**TASK INSTRUCTIONS**
Below are some records. Copy every line in them that holds "node".

**SUPPLIED RECORDS**
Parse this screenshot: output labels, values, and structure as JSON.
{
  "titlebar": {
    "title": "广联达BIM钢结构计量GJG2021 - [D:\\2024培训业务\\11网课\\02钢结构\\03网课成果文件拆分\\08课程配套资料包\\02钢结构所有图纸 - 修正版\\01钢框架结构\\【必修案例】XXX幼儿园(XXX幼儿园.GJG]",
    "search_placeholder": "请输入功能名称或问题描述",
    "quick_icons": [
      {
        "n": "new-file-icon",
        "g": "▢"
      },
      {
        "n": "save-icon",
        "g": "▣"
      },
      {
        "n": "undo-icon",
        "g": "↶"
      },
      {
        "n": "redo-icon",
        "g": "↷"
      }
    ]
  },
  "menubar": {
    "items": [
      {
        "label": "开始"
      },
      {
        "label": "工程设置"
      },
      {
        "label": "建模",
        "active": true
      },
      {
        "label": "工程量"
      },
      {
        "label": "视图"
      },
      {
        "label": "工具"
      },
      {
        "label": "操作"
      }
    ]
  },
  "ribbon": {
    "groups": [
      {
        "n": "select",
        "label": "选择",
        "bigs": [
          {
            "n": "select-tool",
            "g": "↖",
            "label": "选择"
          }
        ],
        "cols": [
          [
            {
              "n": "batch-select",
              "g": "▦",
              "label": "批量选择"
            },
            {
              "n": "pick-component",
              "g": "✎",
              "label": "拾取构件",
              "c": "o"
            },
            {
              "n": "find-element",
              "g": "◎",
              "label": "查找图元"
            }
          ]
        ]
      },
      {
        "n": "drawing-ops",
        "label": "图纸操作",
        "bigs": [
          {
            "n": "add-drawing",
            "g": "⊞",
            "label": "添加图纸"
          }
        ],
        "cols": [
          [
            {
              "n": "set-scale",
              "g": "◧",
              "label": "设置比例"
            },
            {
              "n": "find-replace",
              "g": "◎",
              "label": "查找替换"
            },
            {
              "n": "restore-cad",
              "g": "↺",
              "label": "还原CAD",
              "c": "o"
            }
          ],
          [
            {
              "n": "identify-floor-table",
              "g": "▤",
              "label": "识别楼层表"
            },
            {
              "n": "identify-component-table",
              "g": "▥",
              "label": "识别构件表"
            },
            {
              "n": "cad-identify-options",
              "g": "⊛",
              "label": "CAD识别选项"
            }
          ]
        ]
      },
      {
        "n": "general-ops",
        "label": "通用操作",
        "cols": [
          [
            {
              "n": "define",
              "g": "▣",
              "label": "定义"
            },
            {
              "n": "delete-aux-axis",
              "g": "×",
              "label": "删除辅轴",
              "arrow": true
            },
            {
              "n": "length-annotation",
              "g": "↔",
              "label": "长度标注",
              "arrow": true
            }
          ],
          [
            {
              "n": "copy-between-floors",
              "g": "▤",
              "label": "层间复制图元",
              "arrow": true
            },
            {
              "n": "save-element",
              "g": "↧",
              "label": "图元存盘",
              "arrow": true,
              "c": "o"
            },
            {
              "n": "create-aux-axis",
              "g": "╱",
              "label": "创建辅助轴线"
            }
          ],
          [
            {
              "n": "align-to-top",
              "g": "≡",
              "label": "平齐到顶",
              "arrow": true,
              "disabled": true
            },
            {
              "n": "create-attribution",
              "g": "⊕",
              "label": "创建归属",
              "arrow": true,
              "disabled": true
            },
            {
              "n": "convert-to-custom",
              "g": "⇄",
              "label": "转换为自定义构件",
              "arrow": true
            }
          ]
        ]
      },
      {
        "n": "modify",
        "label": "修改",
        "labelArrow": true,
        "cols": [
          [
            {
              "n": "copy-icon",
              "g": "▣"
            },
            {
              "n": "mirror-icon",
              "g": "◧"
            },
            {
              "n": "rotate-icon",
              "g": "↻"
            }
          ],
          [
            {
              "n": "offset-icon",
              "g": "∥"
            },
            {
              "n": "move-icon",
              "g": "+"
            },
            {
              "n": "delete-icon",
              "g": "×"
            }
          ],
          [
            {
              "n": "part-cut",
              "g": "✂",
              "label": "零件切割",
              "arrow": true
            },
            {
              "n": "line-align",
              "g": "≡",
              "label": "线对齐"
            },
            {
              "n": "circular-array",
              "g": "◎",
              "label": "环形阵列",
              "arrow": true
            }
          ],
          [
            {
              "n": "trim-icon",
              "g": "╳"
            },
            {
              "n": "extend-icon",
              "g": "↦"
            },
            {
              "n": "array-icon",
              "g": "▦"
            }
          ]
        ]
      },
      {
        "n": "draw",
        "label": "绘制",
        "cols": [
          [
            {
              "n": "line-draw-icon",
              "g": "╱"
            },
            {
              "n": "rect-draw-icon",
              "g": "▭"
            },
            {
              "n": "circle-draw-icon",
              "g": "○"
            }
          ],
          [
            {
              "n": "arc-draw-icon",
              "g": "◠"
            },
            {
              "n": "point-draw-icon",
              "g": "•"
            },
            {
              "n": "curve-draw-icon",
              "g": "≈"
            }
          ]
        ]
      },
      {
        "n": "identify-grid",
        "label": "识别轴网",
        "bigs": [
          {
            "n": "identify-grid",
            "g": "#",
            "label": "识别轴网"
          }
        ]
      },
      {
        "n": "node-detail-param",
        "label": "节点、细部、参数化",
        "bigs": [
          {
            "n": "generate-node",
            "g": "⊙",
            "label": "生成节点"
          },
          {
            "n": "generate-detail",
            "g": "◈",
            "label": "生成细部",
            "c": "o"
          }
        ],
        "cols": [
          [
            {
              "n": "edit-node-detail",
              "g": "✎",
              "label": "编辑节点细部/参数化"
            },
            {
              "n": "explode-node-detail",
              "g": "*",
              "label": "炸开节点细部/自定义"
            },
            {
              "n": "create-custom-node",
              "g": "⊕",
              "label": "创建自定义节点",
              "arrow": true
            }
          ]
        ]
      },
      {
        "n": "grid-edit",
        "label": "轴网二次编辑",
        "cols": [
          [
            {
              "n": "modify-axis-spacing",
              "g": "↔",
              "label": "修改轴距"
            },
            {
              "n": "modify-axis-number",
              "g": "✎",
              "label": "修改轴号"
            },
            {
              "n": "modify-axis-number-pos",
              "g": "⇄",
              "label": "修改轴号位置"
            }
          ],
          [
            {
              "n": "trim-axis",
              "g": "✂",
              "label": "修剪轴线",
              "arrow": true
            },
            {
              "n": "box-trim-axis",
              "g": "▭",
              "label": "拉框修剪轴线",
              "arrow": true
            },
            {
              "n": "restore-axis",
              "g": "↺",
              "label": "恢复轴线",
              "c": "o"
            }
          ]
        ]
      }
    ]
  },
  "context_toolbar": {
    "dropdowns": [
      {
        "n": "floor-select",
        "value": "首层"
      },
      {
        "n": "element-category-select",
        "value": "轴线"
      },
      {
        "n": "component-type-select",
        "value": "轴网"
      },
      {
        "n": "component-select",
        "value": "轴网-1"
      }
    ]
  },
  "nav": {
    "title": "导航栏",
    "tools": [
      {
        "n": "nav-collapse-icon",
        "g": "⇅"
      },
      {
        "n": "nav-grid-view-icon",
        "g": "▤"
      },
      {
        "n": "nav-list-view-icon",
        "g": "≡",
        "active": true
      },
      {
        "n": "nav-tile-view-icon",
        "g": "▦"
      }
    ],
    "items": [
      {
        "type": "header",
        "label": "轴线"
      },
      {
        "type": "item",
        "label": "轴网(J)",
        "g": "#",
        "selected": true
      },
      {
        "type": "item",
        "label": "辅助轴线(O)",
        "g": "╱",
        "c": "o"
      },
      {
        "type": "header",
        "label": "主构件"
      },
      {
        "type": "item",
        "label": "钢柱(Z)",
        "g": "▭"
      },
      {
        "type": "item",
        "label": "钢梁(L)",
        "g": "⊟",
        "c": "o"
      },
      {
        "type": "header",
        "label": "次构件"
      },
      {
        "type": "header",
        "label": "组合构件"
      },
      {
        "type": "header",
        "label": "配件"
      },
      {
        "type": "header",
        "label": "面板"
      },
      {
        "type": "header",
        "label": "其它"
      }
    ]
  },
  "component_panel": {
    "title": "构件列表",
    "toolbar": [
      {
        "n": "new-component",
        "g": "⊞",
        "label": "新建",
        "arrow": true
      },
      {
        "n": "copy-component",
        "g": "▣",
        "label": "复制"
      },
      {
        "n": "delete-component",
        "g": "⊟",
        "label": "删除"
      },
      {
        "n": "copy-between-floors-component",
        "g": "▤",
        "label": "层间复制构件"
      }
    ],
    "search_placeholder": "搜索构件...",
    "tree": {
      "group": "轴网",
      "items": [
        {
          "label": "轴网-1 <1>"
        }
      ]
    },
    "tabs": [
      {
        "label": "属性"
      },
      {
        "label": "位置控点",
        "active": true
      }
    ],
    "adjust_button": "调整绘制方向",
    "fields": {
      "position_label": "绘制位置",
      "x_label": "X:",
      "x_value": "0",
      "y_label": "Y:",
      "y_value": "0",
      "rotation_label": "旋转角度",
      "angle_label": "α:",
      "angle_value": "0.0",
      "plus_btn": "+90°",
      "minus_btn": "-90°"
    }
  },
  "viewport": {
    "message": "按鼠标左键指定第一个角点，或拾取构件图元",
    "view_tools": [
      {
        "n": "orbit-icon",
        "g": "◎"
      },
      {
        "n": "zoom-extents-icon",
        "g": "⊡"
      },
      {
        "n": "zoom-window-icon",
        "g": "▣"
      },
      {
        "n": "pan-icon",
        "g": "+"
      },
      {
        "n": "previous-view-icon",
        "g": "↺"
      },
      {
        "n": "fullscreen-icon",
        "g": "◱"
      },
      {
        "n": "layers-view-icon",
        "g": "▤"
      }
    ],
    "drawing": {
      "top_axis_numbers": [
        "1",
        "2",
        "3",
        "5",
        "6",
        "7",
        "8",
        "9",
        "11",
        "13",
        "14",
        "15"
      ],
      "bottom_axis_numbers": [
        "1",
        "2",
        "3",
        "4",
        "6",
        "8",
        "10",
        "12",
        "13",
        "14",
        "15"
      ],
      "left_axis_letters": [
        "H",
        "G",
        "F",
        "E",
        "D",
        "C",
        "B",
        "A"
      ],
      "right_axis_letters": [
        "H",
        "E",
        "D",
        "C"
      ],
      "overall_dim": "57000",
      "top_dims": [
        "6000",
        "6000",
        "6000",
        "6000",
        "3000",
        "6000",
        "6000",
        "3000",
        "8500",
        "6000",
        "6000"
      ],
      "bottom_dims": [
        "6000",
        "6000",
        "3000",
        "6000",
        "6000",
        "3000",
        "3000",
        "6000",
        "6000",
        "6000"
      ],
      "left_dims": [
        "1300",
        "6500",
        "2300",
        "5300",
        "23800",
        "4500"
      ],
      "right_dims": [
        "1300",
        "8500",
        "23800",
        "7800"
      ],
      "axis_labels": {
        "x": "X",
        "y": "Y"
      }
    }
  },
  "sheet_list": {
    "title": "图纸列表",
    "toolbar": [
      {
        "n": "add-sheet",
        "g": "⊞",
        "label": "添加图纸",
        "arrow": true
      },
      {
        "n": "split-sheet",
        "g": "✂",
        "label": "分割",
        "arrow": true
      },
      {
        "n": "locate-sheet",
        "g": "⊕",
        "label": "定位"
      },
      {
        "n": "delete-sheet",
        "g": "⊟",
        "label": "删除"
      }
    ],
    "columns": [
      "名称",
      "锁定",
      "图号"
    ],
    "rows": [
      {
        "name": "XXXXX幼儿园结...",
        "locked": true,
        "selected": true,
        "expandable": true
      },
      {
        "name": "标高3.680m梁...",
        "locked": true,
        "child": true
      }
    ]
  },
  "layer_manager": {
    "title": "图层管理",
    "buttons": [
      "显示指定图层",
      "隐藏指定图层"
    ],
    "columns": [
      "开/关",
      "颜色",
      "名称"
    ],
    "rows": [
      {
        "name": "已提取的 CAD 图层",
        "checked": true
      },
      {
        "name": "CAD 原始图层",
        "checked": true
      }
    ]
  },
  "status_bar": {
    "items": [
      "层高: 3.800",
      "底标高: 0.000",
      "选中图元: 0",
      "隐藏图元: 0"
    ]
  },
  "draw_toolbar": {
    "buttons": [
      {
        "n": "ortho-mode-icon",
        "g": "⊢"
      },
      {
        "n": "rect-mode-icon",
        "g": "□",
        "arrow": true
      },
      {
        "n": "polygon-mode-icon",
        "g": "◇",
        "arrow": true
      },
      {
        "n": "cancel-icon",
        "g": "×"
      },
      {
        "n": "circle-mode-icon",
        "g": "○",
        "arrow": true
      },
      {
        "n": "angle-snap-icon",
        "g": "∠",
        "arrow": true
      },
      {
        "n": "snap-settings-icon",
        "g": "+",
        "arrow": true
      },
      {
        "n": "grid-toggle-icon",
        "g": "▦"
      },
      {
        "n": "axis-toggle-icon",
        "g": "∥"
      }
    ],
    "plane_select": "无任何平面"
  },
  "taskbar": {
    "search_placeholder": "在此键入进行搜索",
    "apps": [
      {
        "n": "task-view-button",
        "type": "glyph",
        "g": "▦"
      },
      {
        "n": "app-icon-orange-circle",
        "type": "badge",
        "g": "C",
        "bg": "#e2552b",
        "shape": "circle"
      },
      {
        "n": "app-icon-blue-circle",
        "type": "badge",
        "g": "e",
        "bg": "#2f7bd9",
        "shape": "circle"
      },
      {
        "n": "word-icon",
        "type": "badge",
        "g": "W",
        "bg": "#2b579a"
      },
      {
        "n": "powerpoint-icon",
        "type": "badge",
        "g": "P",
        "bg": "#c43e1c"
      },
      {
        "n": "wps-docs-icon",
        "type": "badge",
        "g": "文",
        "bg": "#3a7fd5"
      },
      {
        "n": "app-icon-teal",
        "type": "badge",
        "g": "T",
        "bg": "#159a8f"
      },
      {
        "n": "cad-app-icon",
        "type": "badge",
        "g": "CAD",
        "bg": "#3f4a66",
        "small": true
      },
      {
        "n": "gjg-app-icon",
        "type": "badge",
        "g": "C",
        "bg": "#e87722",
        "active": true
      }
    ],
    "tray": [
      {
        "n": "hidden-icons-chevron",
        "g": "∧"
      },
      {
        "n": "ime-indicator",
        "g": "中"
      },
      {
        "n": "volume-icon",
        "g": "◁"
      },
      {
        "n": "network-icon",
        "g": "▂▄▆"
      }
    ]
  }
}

**SOLVED PROBLEM**
        "n": "node-detail-param",
            "n": "generate-node",
              "n": "edit-node-detail",
              "n": "explode-node-detail",
              "n": "create-custom-node",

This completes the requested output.